Heretofore, most have thought their symptomologies incompatible....

But now we have seen where these two "extremes" meet....

"Inclusive" ecumenism, in the guise of an international ecclesiology, having lost sight of the "boundaries" of the Church, is conjoining, ironically, with the "introversion" of fundamentalism, usurping its militant conservatism, aggressive fanaticism, and zealous hatred of those of different belief.

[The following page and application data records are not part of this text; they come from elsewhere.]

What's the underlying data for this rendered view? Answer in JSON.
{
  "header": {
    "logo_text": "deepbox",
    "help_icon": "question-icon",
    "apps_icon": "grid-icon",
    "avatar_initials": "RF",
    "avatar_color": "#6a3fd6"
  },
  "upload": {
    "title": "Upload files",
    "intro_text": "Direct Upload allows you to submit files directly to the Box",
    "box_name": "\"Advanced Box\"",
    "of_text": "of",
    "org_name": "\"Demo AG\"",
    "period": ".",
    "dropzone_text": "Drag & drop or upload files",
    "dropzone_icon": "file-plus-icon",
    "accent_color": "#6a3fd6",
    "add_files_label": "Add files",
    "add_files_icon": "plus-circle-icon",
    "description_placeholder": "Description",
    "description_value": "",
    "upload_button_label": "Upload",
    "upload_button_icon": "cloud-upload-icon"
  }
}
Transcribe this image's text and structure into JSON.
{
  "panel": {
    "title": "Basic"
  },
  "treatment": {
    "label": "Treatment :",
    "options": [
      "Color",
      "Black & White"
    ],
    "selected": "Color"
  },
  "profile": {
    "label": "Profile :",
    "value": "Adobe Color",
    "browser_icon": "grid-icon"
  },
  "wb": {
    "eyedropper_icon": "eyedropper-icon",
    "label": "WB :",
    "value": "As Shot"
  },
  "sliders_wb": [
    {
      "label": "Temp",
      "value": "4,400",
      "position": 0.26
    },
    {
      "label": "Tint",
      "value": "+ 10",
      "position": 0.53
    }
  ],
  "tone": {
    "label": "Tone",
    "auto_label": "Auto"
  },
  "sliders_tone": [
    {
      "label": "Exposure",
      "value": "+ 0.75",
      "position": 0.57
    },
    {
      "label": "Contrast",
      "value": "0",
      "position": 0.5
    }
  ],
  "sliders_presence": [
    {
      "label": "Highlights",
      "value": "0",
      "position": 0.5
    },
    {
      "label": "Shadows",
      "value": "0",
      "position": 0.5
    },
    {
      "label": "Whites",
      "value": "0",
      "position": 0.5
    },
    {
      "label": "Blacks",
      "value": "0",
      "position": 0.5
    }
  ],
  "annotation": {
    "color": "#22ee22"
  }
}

Fr. Cyprian is the Secretary of the Holy Synod of the True (Old Calendar) Orthodox Church. of Greece Translated by Archbishop Chrysostomos from the Greek collection, Contributions to Anti-Ecumenical Theology (Athens: Holy Synod in Resistance, 1997), Series B(2), pp. 89-95.